Situate at long the Atlantic coast, visit of the Portuguese occupation. Sea food lunch at the cornich in Sidi Bouzid.
Dating from the 9th century, modern Fès remains a beautiful city with a still intensely living medieval old town, protected by UNESCO for being the only one of its kind in the world. Visit the Souks with their myriad of craftsmen, the tanneries, the Karaouine Mosque and University, to mention a few.
Meknes, were it not for its proximity to Fes, would be a highlight of
Morocco. As it is, it tends to be overshadowed by its larger neighbor to the east. Meknes is, like Fes, a former capital of Morocco, although at a much later point in its history. Within a great system of triple walls – 25 miles in length – it is especially noted for its beautiful gates (« Bab » in Arabic)- considered to be among the most beautiful gates – and among the best preserved – in the Islamic world. Not to be missed among its many monuments – many built from columns and capitals plundered from nearby Volubulis – are Imperial the Stables and the Tomb of Moulay Ismail (the sultan responsible for turning Meknes into a Royal City), an active shrine to which women flock from all over Morocco to ask for his blessing or barakha.
Even for world-travellers who have seen their share of Roman ruins, the ruins at Volubulis are particularly compelling.
The site is extensive. You see not only the major public monuments, but you get a sense of the typical residential quarters and how the city actually functioned – which it did, in fact, until well into the 18th century – when the city was plundered to build Mèknes. The ruins at Volubulis are also well-regarded for the number of original and very impressive mosaics that are still in site.

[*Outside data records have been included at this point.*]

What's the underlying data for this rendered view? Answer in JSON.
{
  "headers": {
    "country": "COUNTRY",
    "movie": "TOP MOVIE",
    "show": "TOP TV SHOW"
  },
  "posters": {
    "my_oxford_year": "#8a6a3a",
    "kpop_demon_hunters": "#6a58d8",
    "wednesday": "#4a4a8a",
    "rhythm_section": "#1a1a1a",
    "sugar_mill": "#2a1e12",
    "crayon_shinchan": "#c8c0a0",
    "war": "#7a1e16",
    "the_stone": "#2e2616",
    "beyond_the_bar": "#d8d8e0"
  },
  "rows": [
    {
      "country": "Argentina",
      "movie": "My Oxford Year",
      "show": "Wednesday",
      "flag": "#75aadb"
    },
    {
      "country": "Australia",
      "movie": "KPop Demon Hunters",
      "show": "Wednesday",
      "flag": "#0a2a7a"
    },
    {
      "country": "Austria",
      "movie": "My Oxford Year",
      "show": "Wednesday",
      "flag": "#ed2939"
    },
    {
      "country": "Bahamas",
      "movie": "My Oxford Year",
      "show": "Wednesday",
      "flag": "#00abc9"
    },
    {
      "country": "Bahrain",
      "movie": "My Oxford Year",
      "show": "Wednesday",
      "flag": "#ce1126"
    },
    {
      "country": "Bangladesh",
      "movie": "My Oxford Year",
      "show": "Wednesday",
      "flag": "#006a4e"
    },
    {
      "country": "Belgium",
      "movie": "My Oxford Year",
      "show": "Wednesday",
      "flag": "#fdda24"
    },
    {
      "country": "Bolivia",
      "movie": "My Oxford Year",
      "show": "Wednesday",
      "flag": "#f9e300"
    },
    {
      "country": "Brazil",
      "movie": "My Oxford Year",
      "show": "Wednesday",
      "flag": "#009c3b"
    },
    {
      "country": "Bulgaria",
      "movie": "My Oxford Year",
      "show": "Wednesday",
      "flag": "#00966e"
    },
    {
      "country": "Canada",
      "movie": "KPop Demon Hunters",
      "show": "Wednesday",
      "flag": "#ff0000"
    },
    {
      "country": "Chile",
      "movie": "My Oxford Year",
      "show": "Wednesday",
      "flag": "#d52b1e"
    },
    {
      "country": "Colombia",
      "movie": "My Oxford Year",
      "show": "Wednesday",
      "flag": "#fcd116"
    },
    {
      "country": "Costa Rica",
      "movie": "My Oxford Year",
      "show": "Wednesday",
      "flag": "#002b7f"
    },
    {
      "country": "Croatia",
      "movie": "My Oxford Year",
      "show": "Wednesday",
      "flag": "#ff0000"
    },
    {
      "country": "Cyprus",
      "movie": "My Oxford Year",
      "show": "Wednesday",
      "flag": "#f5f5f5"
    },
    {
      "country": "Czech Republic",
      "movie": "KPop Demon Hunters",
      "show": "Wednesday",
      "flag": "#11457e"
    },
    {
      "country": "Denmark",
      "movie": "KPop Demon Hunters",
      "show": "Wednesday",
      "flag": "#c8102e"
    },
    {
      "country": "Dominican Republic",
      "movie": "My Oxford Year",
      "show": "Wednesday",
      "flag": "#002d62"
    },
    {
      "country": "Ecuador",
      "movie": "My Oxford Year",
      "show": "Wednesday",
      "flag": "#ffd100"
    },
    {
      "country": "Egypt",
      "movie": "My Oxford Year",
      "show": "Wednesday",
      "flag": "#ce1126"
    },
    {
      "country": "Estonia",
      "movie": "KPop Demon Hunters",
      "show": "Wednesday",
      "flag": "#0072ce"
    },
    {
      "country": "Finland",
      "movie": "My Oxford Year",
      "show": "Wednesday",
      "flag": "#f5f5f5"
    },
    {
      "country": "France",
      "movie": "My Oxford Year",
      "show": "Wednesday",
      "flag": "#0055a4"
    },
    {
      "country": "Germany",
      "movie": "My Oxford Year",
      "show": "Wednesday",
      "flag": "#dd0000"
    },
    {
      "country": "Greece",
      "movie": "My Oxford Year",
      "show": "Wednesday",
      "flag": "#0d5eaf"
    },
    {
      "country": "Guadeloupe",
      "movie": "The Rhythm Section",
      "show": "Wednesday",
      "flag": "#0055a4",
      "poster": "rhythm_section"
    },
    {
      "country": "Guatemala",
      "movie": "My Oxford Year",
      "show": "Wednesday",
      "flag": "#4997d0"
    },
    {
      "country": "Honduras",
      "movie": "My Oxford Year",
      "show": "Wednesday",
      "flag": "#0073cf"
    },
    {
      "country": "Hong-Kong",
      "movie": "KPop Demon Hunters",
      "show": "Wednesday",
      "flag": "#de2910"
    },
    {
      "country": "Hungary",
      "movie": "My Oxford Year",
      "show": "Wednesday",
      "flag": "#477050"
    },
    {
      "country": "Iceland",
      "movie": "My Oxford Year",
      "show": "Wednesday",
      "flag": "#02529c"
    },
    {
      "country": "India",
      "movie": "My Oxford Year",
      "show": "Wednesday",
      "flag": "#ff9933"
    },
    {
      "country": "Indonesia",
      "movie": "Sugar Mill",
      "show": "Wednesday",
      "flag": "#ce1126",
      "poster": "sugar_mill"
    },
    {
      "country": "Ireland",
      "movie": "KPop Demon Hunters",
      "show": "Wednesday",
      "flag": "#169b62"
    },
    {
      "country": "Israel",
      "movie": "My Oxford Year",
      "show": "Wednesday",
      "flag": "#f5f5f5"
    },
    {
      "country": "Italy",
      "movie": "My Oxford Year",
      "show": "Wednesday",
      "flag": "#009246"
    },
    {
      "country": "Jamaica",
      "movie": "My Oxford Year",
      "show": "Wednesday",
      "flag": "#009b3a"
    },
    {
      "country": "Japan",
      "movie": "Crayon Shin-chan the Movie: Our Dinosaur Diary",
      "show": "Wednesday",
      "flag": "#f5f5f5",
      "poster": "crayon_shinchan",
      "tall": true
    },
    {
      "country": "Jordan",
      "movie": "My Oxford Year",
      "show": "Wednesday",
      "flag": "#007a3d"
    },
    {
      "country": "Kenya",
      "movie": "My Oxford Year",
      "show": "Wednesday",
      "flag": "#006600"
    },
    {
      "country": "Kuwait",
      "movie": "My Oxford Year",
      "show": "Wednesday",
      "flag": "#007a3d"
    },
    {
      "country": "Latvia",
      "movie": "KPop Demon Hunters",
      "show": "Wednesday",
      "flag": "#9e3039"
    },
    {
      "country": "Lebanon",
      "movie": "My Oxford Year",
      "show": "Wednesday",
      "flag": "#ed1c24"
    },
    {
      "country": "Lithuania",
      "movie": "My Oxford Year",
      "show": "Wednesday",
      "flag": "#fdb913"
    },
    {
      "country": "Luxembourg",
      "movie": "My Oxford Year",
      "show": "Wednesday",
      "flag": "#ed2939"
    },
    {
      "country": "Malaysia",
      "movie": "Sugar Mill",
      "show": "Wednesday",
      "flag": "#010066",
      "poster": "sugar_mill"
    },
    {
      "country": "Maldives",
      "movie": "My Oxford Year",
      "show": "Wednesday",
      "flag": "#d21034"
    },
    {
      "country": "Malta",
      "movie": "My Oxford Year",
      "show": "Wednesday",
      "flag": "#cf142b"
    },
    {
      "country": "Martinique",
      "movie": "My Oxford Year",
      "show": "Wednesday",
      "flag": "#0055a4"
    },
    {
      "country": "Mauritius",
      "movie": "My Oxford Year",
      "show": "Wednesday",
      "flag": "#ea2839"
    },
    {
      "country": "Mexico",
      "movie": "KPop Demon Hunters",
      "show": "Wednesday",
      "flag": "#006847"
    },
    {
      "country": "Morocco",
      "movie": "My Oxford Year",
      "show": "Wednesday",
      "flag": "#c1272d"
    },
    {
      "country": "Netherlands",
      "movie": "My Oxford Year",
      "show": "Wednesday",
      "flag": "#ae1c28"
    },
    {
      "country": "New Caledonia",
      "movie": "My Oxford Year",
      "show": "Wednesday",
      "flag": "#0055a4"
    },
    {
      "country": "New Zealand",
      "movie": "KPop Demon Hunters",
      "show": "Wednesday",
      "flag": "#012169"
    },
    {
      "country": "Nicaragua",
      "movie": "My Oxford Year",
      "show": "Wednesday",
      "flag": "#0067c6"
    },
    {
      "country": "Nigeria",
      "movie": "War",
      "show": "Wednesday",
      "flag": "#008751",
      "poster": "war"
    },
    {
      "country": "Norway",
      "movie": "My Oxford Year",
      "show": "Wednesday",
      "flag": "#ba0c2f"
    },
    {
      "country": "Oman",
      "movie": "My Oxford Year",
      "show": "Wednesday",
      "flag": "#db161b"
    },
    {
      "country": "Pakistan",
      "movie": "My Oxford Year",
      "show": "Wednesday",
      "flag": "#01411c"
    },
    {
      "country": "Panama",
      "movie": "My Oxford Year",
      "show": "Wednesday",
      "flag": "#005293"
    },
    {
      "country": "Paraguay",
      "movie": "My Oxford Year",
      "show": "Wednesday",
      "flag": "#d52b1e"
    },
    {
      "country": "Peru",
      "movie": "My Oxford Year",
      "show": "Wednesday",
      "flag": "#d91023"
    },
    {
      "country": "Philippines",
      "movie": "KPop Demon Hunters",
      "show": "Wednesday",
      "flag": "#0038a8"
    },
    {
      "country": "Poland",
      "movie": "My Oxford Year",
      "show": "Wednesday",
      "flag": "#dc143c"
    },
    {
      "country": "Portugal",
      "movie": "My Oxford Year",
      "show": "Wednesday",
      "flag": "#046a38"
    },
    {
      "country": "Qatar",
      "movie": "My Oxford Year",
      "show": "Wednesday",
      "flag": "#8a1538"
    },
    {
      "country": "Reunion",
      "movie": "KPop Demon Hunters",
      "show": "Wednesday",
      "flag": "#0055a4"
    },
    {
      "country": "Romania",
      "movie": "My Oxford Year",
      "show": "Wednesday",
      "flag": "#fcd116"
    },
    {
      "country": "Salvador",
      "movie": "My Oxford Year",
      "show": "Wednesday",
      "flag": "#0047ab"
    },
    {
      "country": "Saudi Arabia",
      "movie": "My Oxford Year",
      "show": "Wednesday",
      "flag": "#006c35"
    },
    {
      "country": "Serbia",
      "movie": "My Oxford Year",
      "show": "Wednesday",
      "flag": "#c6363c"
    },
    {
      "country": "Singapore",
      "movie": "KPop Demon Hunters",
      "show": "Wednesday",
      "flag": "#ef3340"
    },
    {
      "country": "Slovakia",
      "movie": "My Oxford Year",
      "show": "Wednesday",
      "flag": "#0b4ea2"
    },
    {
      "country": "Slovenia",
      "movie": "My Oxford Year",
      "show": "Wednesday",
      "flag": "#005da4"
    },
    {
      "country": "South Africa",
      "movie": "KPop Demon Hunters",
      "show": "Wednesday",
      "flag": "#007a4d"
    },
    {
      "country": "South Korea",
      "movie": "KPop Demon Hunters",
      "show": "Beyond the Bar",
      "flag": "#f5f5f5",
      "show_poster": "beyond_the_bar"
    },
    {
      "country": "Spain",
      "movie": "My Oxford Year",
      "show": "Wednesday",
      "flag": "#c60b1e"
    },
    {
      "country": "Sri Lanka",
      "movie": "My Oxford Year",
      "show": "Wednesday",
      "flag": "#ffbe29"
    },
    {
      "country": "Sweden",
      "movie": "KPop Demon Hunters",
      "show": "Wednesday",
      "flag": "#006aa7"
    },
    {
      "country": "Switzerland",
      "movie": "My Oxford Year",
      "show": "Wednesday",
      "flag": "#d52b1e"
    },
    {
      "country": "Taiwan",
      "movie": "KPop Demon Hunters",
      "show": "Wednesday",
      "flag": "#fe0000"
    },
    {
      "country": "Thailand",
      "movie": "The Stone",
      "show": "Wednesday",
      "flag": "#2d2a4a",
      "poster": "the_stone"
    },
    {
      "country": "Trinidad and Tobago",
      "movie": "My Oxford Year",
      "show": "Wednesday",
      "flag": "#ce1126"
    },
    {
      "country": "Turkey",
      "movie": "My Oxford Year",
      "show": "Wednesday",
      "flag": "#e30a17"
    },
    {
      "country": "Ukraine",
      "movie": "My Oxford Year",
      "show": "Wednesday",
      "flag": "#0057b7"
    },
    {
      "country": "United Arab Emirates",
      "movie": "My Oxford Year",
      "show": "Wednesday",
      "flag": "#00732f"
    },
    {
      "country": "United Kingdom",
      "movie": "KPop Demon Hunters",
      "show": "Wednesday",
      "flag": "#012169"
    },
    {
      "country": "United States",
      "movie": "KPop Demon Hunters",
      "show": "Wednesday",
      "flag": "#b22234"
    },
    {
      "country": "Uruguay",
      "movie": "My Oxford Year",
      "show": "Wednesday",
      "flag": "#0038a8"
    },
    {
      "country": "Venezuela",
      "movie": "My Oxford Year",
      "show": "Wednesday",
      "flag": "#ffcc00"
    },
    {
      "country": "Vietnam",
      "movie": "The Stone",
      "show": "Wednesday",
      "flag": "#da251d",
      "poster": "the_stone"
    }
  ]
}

The best time to visit the site is in the calm of early morning, before it is overwhelmed by busloads of European tourists.
Marrakech discovery. This is the second oldest imperial city known as “the pearl of the south” With the the Saadians tombs, the Koutoubia tower, the Bahia palace, and the Menara Gardens………
In the afternoon, exploration of the colourful souks and the Djema El Fna square with various entertainments.